Critical mass marks these transition points in social (and therefore economic, imaginative, er, business) reasoning. We might say, molecules of humanity do not have the same properties as individual instances of humanity, and longer network molecules of humanity differ in non-linear ways from shorter network molecules. Critical mass is about the changing character of social logics. Externalities are properties of these social logics and weak ties are a special form of externality that appear to be a sweet spot for the referral of opportunity, and in particular for the kind of opportunity that one cannot imagine looking for. Weak ties, essentially, posit that the world that is, is much, much richer than one can possibly imagine, richer than one can even *know what to look for*. Weak tie opportunities find you. They are not a result of your priorities, your plans, your diligence, your efficiencies. Nope.

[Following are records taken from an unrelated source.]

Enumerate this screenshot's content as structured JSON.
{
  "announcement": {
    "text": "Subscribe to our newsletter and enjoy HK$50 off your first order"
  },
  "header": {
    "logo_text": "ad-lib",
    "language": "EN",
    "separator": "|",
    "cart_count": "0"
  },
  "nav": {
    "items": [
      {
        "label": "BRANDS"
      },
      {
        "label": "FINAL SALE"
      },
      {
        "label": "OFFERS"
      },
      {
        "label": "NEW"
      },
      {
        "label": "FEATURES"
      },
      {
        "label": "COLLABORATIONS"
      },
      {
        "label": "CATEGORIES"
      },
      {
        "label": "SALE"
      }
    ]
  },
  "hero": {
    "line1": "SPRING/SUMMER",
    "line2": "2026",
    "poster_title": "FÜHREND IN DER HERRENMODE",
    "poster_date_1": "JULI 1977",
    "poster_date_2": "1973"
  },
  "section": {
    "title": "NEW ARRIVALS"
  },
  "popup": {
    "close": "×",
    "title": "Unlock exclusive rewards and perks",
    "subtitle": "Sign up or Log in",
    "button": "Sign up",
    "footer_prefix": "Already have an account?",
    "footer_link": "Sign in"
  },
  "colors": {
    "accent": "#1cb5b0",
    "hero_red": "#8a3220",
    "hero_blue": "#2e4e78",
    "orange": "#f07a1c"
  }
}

IP is one of a number of ways of gating among these elements. Think of it as a kind of “social diode” on analogy with “circuit logic”. Given that IP is instantly a source of congestion, the first order of business is to find drivers that create interest that gets past this congestion and deploy IP so that the congestion doesn’t arise before critical mass. Then it is a matter of balancing and routing critical mass and congestion to keep centered on value points, which may arise directly (sales of product) and may arise as externalities (enabling other transactions, such as support or related product), and finding opportunity (weak tie referrals).
Drivers are the most interesting of all. The thing is, without voltage in a circuit all the logic one has doesn’t do much! Drivers matter. In this, it doesn’t appear that profits and power are the only ones out there, don’t make very good mission statements, and certainly aren’t the things that drive early uptake. Not even utility. There are other things at work, that both short- and long-network molecules of humanity respond to.
I expect to build out on these concepts in future posts.